However, there is one important exception to that. The Nugget includes a water heater; while we found it easy to switch on and off, adjusting the heater proved peculiarly difficult. That’s because it’s located immediately under the sink and the adjustment knob is squeezed so far in between the heater itself and the side of the vehicle that you can’t see it properly – you can only use it by feeling for it. This could become tiresome after a while.
The last word
- Beautiful to drive
- Great specification level, particular if you go for all of the options packs
- Wonderful rear kitchen
- Well lit inside
- Table and chairs are heavy and take up too much storage space
- Very little general storage as a result
- Water heater adjustment is hard to reach
You prefer the more car-like drive of the Transit Custom compared with the Transporter, and the slightly increased width up high, or if you prefer a campervan from a car manufacturer with a roof that raises at the rear. But be prepared for limited general storage.

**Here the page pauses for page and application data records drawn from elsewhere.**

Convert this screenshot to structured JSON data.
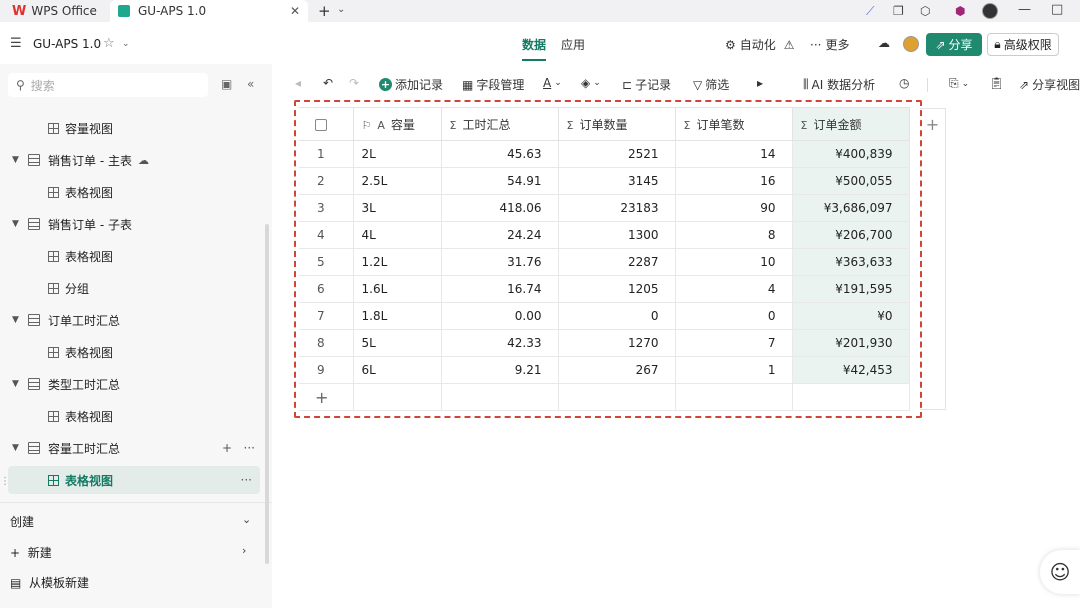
{
  "window": {
    "tabs": [
      {
        "label": "WPS Office",
        "icon": "wps-logo-icon"
      },
      {
        "label": "GU-APS 1.0",
        "icon": "app-logo-icon",
        "active": true
      }
    ]
  },
  "header": {
    "title": "GU-APS 1.0",
    "tabs": [
      {
        "label": "数据",
        "active": true
      },
      {
        "label": "应用"
      }
    ],
    "actions": {
      "automation": "自动化",
      "more": "更多",
      "share": "分享",
      "permission": "高级权限"
    }
  },
  "sidebar": {
    "search_placeholder": "搜索",
    "items": [
      {
        "label": "容量视图",
        "kind": "view"
      },
      {
        "label": "销售订单 - 主表",
        "kind": "table",
        "icon": "cloud-icon"
      },
      {
        "label": "表格视图",
        "kind": "view"
      },
      {
        "label": "销售订单 - 子表",
        "kind": "table"
      },
      {
        "label": "表格视图",
        "kind": "view"
      },
      {
        "label": "分组",
        "kind": "view"
      },
      {
        "label": "订单工时汇总",
        "kind": "table"
      },
      {
        "label": "表格视图",
        "kind": "view"
      },
      {
        "label": "类型工时汇总",
        "kind": "table"
      },
      {
        "label": "表格视图",
        "kind": "view"
      },
      {
        "label": "容量工时汇总",
        "kind": "table"
      },
      {
        "label": "表格视图",
        "kind": "view",
        "selected": true
      }
    ],
    "create_section": "创建",
    "new_label": "新建",
    "template_label": "从模板新建"
  },
  "toolbar": {
    "add_record": "添加记录",
    "field_manage": "字段管理",
    "sub_record": "子记录",
    "filter": "筛选",
    "ai_analysis": "AI 数据分析",
    "share_view": "分享视图"
  },
  "grid": {
    "columns": [
      "容量",
      "工时汇总",
      "订单数量",
      "订单笔数",
      "订单金额"
    ],
    "rows": [
      {
        "n": "1",
        "cap": "2L",
        "hours": "45.63",
        "qty": "2521",
        "count": "14",
        "amount": "¥400,839"
      },
      {
        "n": "2",
        "cap": "2.5L",
        "hours": "54.91",
        "qty": "3145",
        "count": "16",
        "amount": "¥500,055"
      },
      {
        "n": "3",
        "cap": "3L",
        "hours": "418.06",
        "qty": "23183",
        "count": "90",
        "amount": "¥3,686,097"
      },
      {
        "n": "4",
        "cap": "4L",
        "hours": "24.24",
        "qty": "1300",
        "count": "8",
        "amount": "¥206,700"
      },
      {
        "n": "5",
        "cap": "1.2L",
        "hours": "31.76",
        "qty": "2287",
        "count": "10",
        "amount": "¥363,633"
      },
      {
        "n": "6",
        "cap": "1.6L",
        "hours": "16.74",
        "qty": "1205",
        "count": "4",
        "amount": "¥191,595"
      },
      {
        "n": "7",
        "cap": "1.8L",
        "hours": "0.00",
        "qty": "0",
        "count": "0",
        "amount": "¥0"
      },
      {
        "n": "8",
        "cap": "5L",
        "hours": "42.33",
        "qty": "1270",
        "count": "7",
        "amount": "¥201,930"
      },
      {
        "n": "9",
        "cap": "6L",
        "hours": "9.21",
        "qty": "267",
        "count": "1",
        "amount": "¥42,453"
      }
    ]
  },
  "colors": {
    "accent": "#1f8a70",
    "highlight_border": "#d0453a",
    "selected_column": "#eaf3ef"
  }
}
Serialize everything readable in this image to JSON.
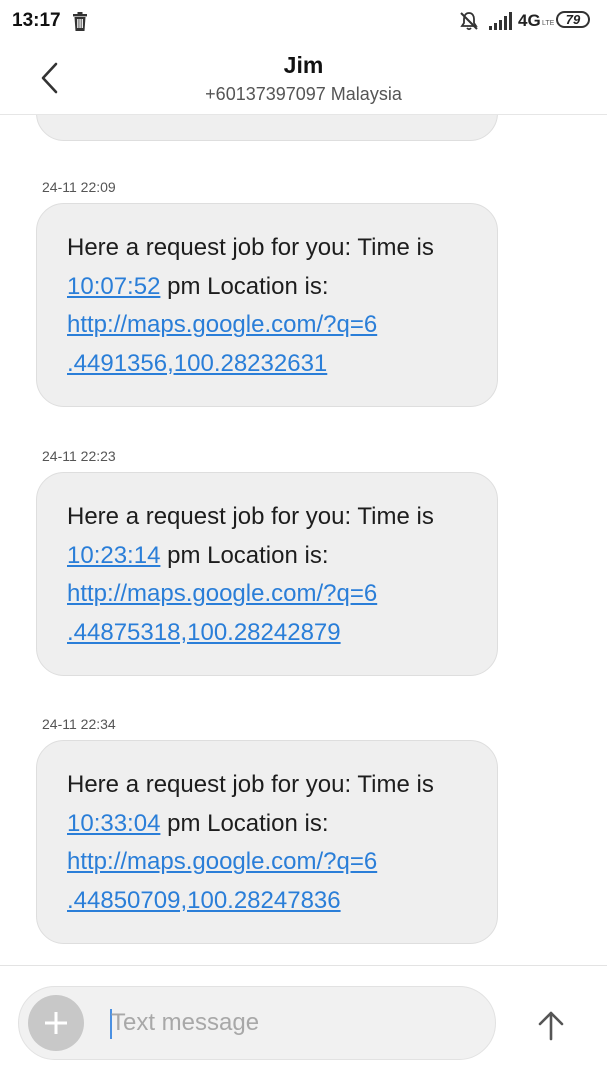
{
  "status_bar": {
    "time": "13:17",
    "network": "4G",
    "network_sub": "LTE",
    "battery": "79",
    "icons": [
      "trash-icon",
      "mute-icon",
      "signal-icon"
    ]
  },
  "header": {
    "contact_name": "Jim",
    "contact_number": "+60137397097 Malaysia",
    "back_icon": "chevron-left-icon"
  },
  "messages": [
    {
      "timestamp": "24-11 22:09",
      "intro": "Here a request job for you: Time is ",
      "time_link": "10:07:52",
      "middle": " pm Location is: ",
      "url_line1": "http://maps.google.com/?q=6",
      "url_line2": ".4491356,100.28232631"
    },
    {
      "timestamp": "24-11 22:23",
      "intro": "Here a request job for you: Time is ",
      "time_link": "10:23:14",
      "middle": " pm Location is: ",
      "url_line1": "http://maps.google.com/?q=6",
      "url_line2": ".44875318,100.28242879"
    },
    {
      "timestamp": "24-11 22:34",
      "intro": "Here a request job for you: Time is ",
      "time_link": "10:33:04",
      "middle": " pm Location is: ",
      "url_line1": "http://maps.google.com/?q=6",
      "url_line2": ".44850709,100.28247836"
    }
  ],
  "compose": {
    "placeholder": "Text message",
    "value": "",
    "add_icon": "plus-icon",
    "send_icon": "arrow-up-icon"
  },
  "colors": {
    "link": "#2a7ed8",
    "bubble": "#efefef",
    "caret": "#4a90e2"
  }
}
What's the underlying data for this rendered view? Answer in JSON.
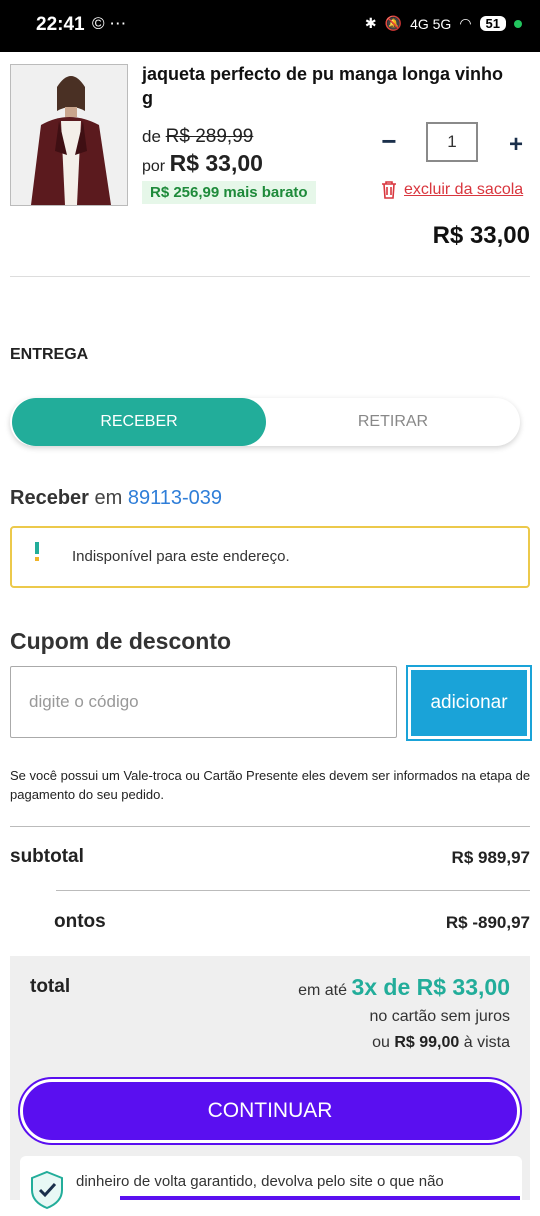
{
  "status_bar": {
    "time": "22:41",
    "left_icons": "© ⋯",
    "network": "4G 5G",
    "battery": "51"
  },
  "product": {
    "title": "jaqueta perfecto de pu manga longa vinho g",
    "old_price_prefix": "de",
    "old_price": "R$ 289,99",
    "new_price_prefix": "por",
    "new_price": "R$ 33,00",
    "savings": "R$ 256,99 mais barato",
    "quantity": "1",
    "minus_label": "−",
    "plus_label": "+",
    "remove_label": "excluir da sacola",
    "line_total": "R$ 33,00"
  },
  "delivery": {
    "section_title": "ENTREGA",
    "tab_receive": "RECEBER",
    "tab_pickup": "RETIRAR",
    "receive_label": "Receber",
    "receive_in": "em",
    "cep": "89113-039",
    "warning_text": "Indisponível para este endereço."
  },
  "coupon": {
    "title": "Cupom de desconto",
    "placeholder": "digite o código",
    "button_label": "adicionar",
    "gift_card_note": "Se você possui um Vale-troca ou Cartão Presente eles devem ser informados na etapa de pagamento do seu pedido."
  },
  "summary": {
    "subtotal_label": "subtotal",
    "subtotal_value": "R$ 989,97",
    "discount_label": "ontos",
    "discount_value": "R$ -890,97",
    "total_label": "total",
    "installments_prefix": "em até",
    "installments": "3x de R$ 33,00",
    "installments_note": "no cartão sem juros",
    "cash_prefix": "ou",
    "cash_value": "R$ 99,00",
    "cash_suffix": "à vista"
  },
  "continue_label": "CONTINUAR",
  "guarantee_text": "dinheiro de volta garantido, devolva pelo site o que não",
  "colors": {
    "accent_teal": "#22ad9a",
    "button_blue": "#1aa3d8",
    "continue_purple": "#5a0ff0",
    "remove_red": "#d9363e",
    "cep_blue": "#2f7ed8"
  }
}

General storage space is a bit of a sticking point in this model – if you like to take lots of kit away with you, you could struggle to fit it all in. That’s a shame, because the Nugget has a decent payload, too.
However, the Ford Nugget is beautifully made and a dream to drive. The kitchen layout is a real knockout for a campervan, and because the rear bench includes three belted seats, you can easily use the vehicle for everyday purposes.
Price £62,736 (£69,826 as tested)
LOUNGING AND DINING
Optional Ford Sync Wi-Fi and assistance system, optional In-Car Entertainment Pack (includes adaptive cruise control, DAB/AM/FM radio with two USBs, eight-inch colour touchscreen, sat-nav, emergency assistance), £912; optional Visibility Pack (includes rear-view camera, lane-keeping alert, power fold mirrors), £1008
The drive you get in the Ford Nugget is one of the best things about it. Our test model was fitted with Ford's six-speed automatic gearbox, so we didn't really drive: we glided